I’m a few episodes behind and just listened to this one. My hat goes off to Marc and Fausto for such a hard hitting interview. You both asked the hard questions and didn’t settle for fluffy answers. Move over Thomas Roberts, you have some competition!
Thanks Darrin. Be sure to give credit to Jamal Edwards who is doing a lot of media appearances with hopes to try to turn around Howard Brown’s public image and to try to save a very important and necessary health care organization here in Chicago.
It’s his willingness to take our questions in the first place that made for a compelling interview.
Obviously Howard Brown is worth saving, but some of their staff and employees’ deplorable behavior is certainly not. We hope they manage to survive this, and I’m sure we can count on the Chicago community to get them through this rough time.
The care at Howard Brown is still world class, and world class care doesn’t come without world class problems. Lets not through the baby out with the bath water and eat our dead. Gay men tend to kill good things with gossip.

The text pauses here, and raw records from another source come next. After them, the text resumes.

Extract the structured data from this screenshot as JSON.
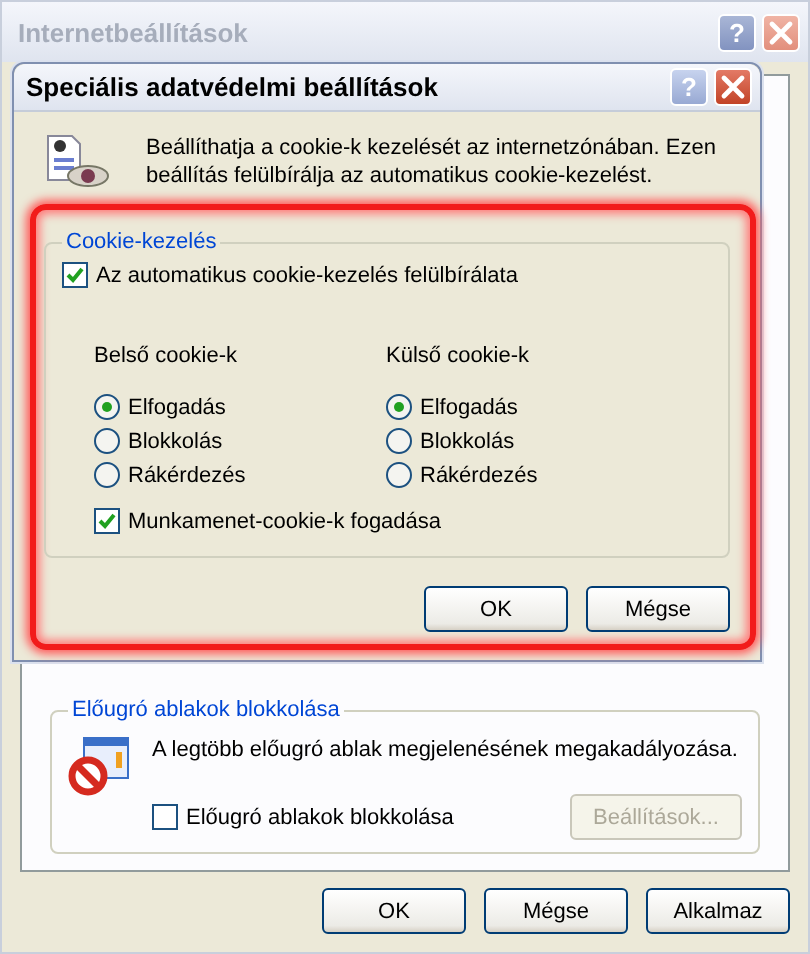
{
  "window": {
    "title": "Internetbeállítások",
    "help": "?"
  },
  "popup_group": {
    "title": "Előugró ablakok blokkolása",
    "description": "A legtöbb előugró ablak megjelenésének megakadályozása.",
    "checkbox": {
      "label": "Előugró ablakok blokkolása",
      "checked": false
    },
    "settings_button": {
      "label": "Beállítások...",
      "disabled": true
    }
  },
  "buttons": [
    "OK",
    "Mégse",
    "Alkalmaz"
  ],
  "dialog": {
    "title": "Speciális adatvédelmi beállítások",
    "help": "?",
    "intro": "Beállíthatja a cookie-k kezelését az internetzónában. Ezen beállítás felülbírálja az automatikus cookie-kezelést.",
    "group": {
      "title": "Cookie-kezelés",
      "override": {
        "label": "Az automatikus cookie-kezelés felülbírálata",
        "checked": true
      },
      "columns": [
        {
          "title": "Belső cookie-k",
          "options": [
            {
              "label": "Elfogadás",
              "selected": true
            },
            {
              "label": "Blokkolás",
              "selected": false
            },
            {
              "label": "Rákérdezés",
              "selected": false
            }
          ]
        },
        {
          "title": "Külső cookie-k",
          "options": [
            {
              "label": "Elfogadás",
              "selected": true
            },
            {
              "label": "Blokkolás",
              "selected": false
            },
            {
              "label": "Rákérdezés",
              "selected": false
            }
          ]
        }
      ],
      "session": {
        "label": "Munkamenet-cookie-k fogadása",
        "checked": true
      }
    },
    "buttons": [
      "OK",
      "Mégse"
    ]
  }
}
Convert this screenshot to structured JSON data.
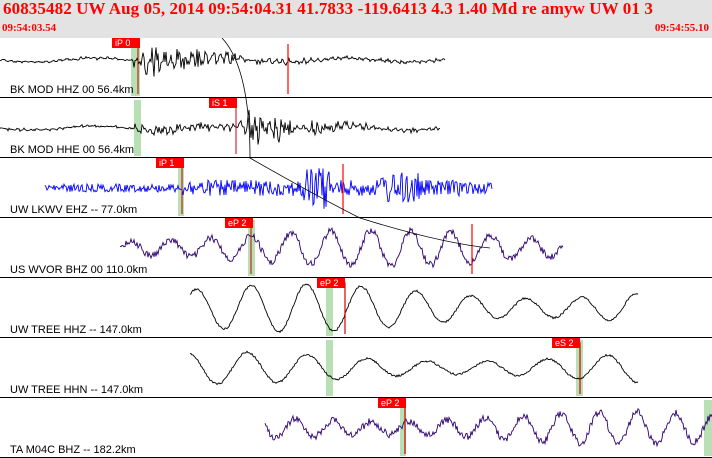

Lets solve this thing with creativity. AIDS is the villain that needs to be killed once and for all don’t let the actions of a few changes the lives of many.
Few were helping before Howard brown, and no one has this history they have in this fight. It has been a hard fight and many have fallen. Lets, be American and root for the underdog.
Remember, that every time Howard Brown has steeped up the level of care, they have faced new infection and the struggles that come with that. It has been a parlous fight, and no one can claim victory. We need to accept that the doctors case mangers and executives of Howard brown or on the front lines of a battle field and some may fall down. When people fall we need to guide them back up.
FYI – all Howard Brown, Brown Elephant, Triad, and Broadway Youth Center staff are required to have their primary care providers be Triad or Sheridan Rd. providers – all staff members, that is, who have the agency’s health insurance plan. We all use our health insurance at our agency to help fund all the uninsured clients.
I guess I have been under a rock for the last few weeks. I had no idea was was happening at HB. Thanks for keeping me informed. It would be a shame for all of Chicago if we were to loose HB.
I just want to know when the board is going to come out of hiding and accept responsibility. This kind of a mess is shameful. Yeah they changed management and from what I can see try threw him under the bus and made him a scapegoat. Why haven’t we heard anything from the board? When are they going to change. Hb always has scandals and they change leadership but never the board. There comes a point when you have to wonder who is really responsible. I am impressed by all this new management is doing to at least try to be open and transparent – even if not perfect, its much better than anything Ive seen in the last decade or so. I remember the days when you couldn’t even ask a question about hb without getting cut. Now at least the executives are talking as this shows. But I don’t see any board members talking or changing or doing anything except pointing fingers at everybody but themselves. This big mess couldn’t have just happened over night. How did they miss this one? Same way they missed the development director and execs selling meth out of the office, right? Last time I was there, some of the workers told me the board hasn’t real been around and that the staff is raising more money than they are. No surprise to me. I was at an event last year and the development guys told me the board gives less than then senior staff. I wanted to give some board members a piece of my mind then, but most of them weren’t even at the event. Not the gala and not the garden of even. If we are really to see a new Howard Brown, we need to see a new board – and A list organization deserves and A list board. Time to ditch the D list.
Right on. Time for a complete turnaround. New leadership all around.